Show every line below where "Comparable" can be found.

─── Source material ───

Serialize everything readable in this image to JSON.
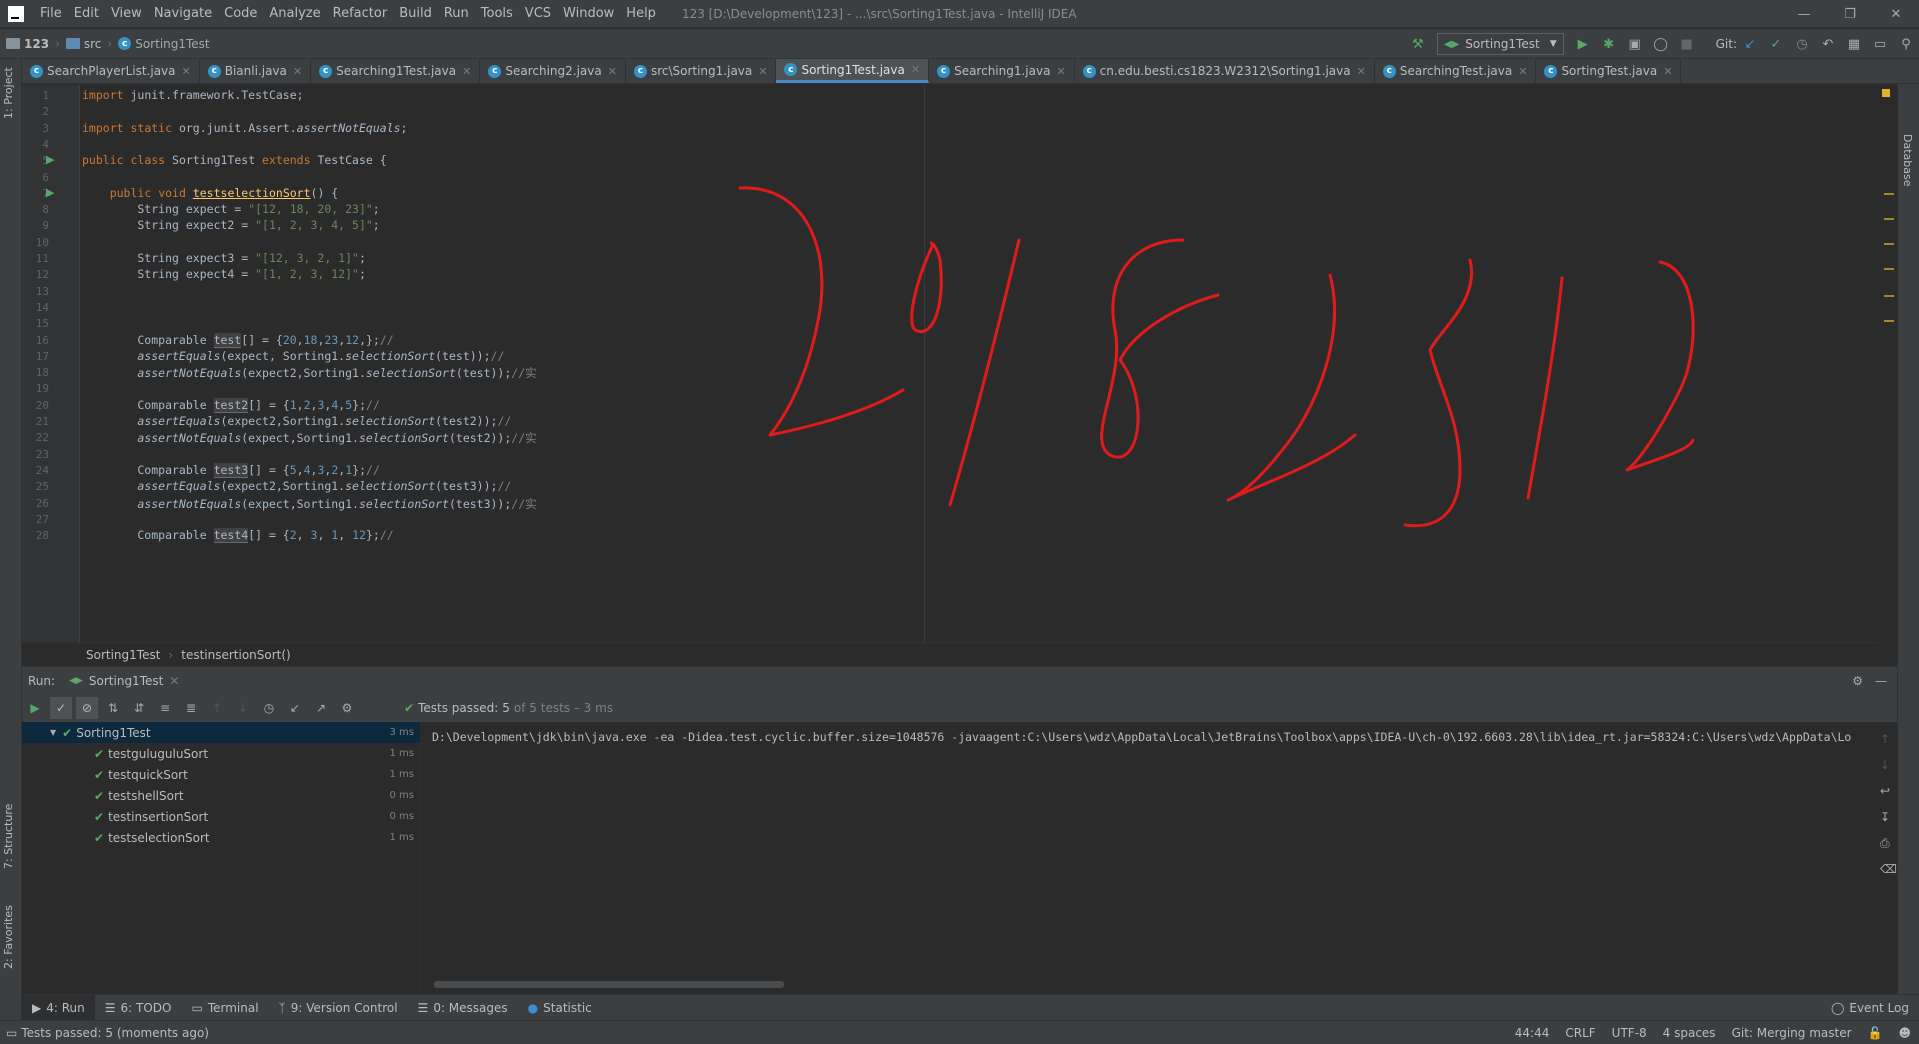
{
  "window": {
    "title": "123 [D:\\Development\\123] - ...\\src\\Sorting1Test.java - IntelliJ IDEA",
    "menus": [
      "File",
      "Edit",
      "View",
      "Navigate",
      "Code",
      "Analyze",
      "Refactor",
      "Build",
      "Run",
      "Tools",
      "VCS",
      "Window",
      "Help"
    ]
  },
  "navbar": {
    "project": "123",
    "folder": "src",
    "file": "Sorting1Test",
    "run_config": "Sorting1Test",
    "git_label": "Git:"
  },
  "tabs": [
    {
      "label": "SearchPlayerList.java",
      "active": false
    },
    {
      "label": "Bianli.java",
      "active": false
    },
    {
      "label": "Searching1Test.java",
      "active": false
    },
    {
      "label": "Searching2.java",
      "active": false
    },
    {
      "label": "src\\Sorting1.java",
      "active": false
    },
    {
      "label": "Sorting1Test.java",
      "active": true
    },
    {
      "label": "Searching1.java",
      "active": false
    },
    {
      "label": "cn.edu.besti.cs1823.W2312\\Sorting1.java",
      "active": false
    },
    {
      "label": "SearchingTest.java",
      "active": false
    },
    {
      "label": "SortingTest.java",
      "active": false
    }
  ],
  "side_tools": {
    "project": "1: Project",
    "structure": "7: Structure",
    "favorites": "2: Favorites",
    "database": "Database"
  },
  "code_lines": [
    "import junit.framework.TestCase;",
    "",
    "import static org.junit.Assert.assertNotEquals;",
    "",
    "public class Sorting1Test extends TestCase {",
    "",
    "    public void testselectionSort() {",
    "        String expect = \"[12, 18, 20, 23]\";",
    "        String expect2 = \"[1, 2, 3, 4, 5]\";",
    "",
    "        String expect3 = \"[12, 3, 2, 1]\";",
    "        String expect4 = \"[1, 2, 3, 12]\";",
    "",
    "",
    "",
    "        Comparable test[] = {20,18,23,12,};//",
    "        assertEquals(expect, Sorting1.selectionSort(test));//",
    "        assertNotEquals(expect2,Sorting1.selectionSort(test));//实",
    "",
    "        Comparable test2[] = {1,2,3,4,5};//",
    "        assertEquals(expect2,Sorting1.selectionSort(test2));//",
    "        assertNotEquals(expect,Sorting1.selectionSort(test2));//实",
    "",
    "        Comparable test3[] = {5,4,3,2,1};//",
    "        assertEquals(expect2,Sorting1.selectionSort(test3));//",
    "        assertNotEquals(expect,Sorting1.selectionSort(test3));//实",
    "",
    "        Comparable test4[] = {2, 3, 1, 12};//"
  ],
  "code_breadcrumb": {
    "cls": "Sorting1Test",
    "method": "testinsertionSort()"
  },
  "run_panel": {
    "label": "Run:",
    "tab": "Sorting1Test",
    "status": "Tests passed:",
    "passed_count": "5",
    "of_text": "of 5 tests – 3 ms",
    "tree": [
      {
        "name": "Sorting1Test",
        "time": "3 ms",
        "root": true
      },
      {
        "name": "testguluguluSort",
        "time": "1 ms"
      },
      {
        "name": "testquickSort",
        "time": "1 ms"
      },
      {
        "name": "testshellSort",
        "time": "0 ms"
      },
      {
        "name": "testinsertionSort",
        "time": "0 ms"
      },
      {
        "name": "testselectionSort",
        "time": "1 ms"
      }
    ],
    "console_line": "D:\\Development\\jdk\\bin\\java.exe -ea -Didea.test.cyclic.buffer.size=1048576 -javaagent:C:\\Users\\wdz\\AppData\\Local\\JetBrains\\Toolbox\\apps\\IDEA-U\\ch-0\\192.6603.28\\lib\\idea_rt.jar=58324:C:\\Users\\wdz\\AppData\\Lo"
  },
  "bottom_tabs": [
    "4: Run",
    "6: TODO",
    "Terminal",
    "9: Version Control",
    "0: Messages",
    "Statistic"
  ],
  "event_log": "Event Log",
  "status_bar": {
    "message": "Tests passed: 5 (moments ago)",
    "position": "44:44",
    "line_sep": "CRLF",
    "encoding": "UTF-8",
    "indent": "4 spaces",
    "git": "Git: Merging master"
  },
  "handwriting": {
    "text": "20182312",
    "color": "#e01b1b"
  }
}
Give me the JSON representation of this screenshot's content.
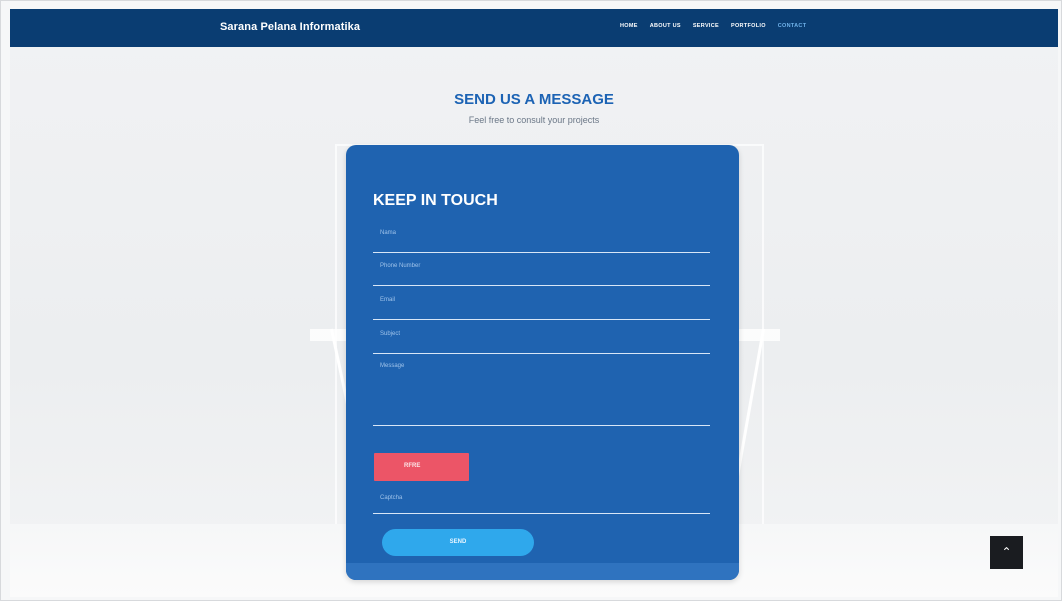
{
  "header": {
    "brand": "Sarana Pelana Informatika",
    "nav": [
      "HOME",
      "ABOUT US",
      "SERVICE",
      "PORTFOLIO",
      "CONTACT"
    ],
    "active_nav": "CONTACT"
  },
  "section": {
    "title": "SEND US A MESSAGE",
    "subtitle": "Feel free to consult your projects"
  },
  "form": {
    "title": "KEEP IN TOUCH",
    "fields": [
      {
        "placeholder": "Nama"
      },
      {
        "placeholder": "Phone Number"
      },
      {
        "placeholder": "Email"
      },
      {
        "placeholder": "Subject"
      },
      {
        "placeholder": "Message"
      }
    ],
    "captcha_button": "RFRE",
    "captcha_placeholder": "Captcha",
    "submit_button": "SEND"
  },
  "scroll_top_icon": "chevron-up-icon",
  "colors": {
    "navbar": "#0a3d72",
    "card": "#1f63b0",
    "heading": "#1c63b4",
    "refresh_button": "#ec5567",
    "send_button": "#2fa8ec",
    "scroll_top": "#1a1c20"
  }
}
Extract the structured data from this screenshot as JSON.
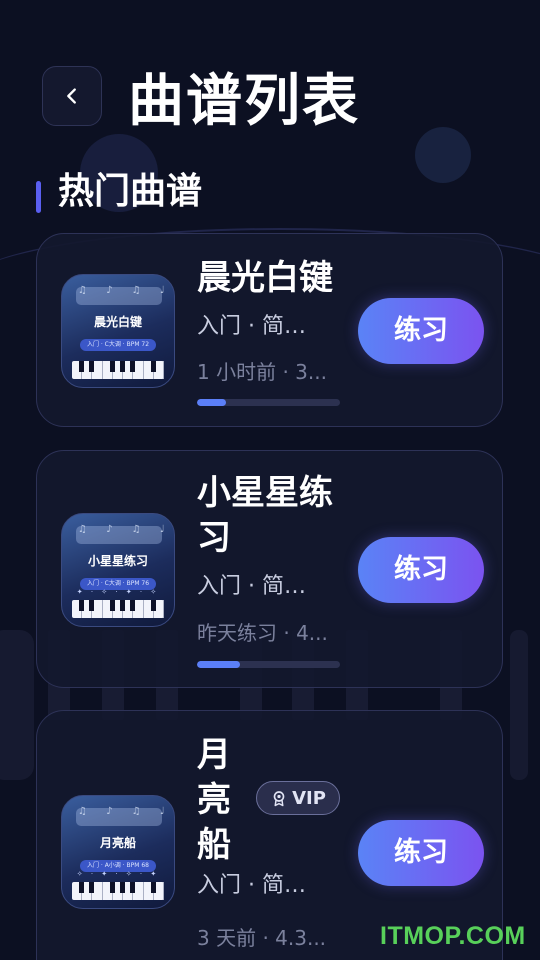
{
  "header": {
    "title": "曲谱列表",
    "back_icon": "chevron-left-icon"
  },
  "section": {
    "title": "热门曲谱"
  },
  "songs": [
    {
      "title": "晨光白键",
      "meta": "入门 · 简…",
      "last_practiced": "1 小时前 · 3...",
      "progress_percent": 20,
      "action_label": "练习",
      "vip": false,
      "cover": {
        "title": "晨光白键",
        "chip": "入门 · C大调 · BPM 72",
        "notes": "♫ ♪ ♫ ♩"
      }
    },
    {
      "title": "小星星练习",
      "meta": "入门 · 简…",
      "last_practiced": "昨天练习 · 4...",
      "progress_percent": 30,
      "action_label": "练习",
      "vip": false,
      "cover": {
        "title": "小星星练习",
        "chip": "入门 · C大调 · BPM 76",
        "notes": "♫ ♪ ♫ ♩"
      }
    },
    {
      "title": "月亮船",
      "meta": "入门 · 简…",
      "last_practiced": "3 天前 · 4.3...",
      "progress_percent": null,
      "action_label": "练习",
      "vip": true,
      "vip_label": "VIP",
      "cover": {
        "title": "月亮船",
        "chip": "入门 · A小调 · BPM 68",
        "notes": "♫ ♪ ♫ ♩"
      }
    }
  ],
  "watermark": "ITMOP.COM",
  "colors": {
    "background": "#0c1022",
    "card": "#14182e",
    "accent_start": "#5a83f6",
    "accent_end": "#7b53f0",
    "progress": "#5b7ff7",
    "watermark": "#58d05a"
  }
}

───

§ Task output
    "        Comparable test[] = {20,18,23,12,};//",
    "        Comparable test2[] = {1,2,3,4,5};//",
    "        Comparable test3[] = {5,4,3,2,1};//",
    "        Comparable test4[] = {2, 3, 1, 12};//"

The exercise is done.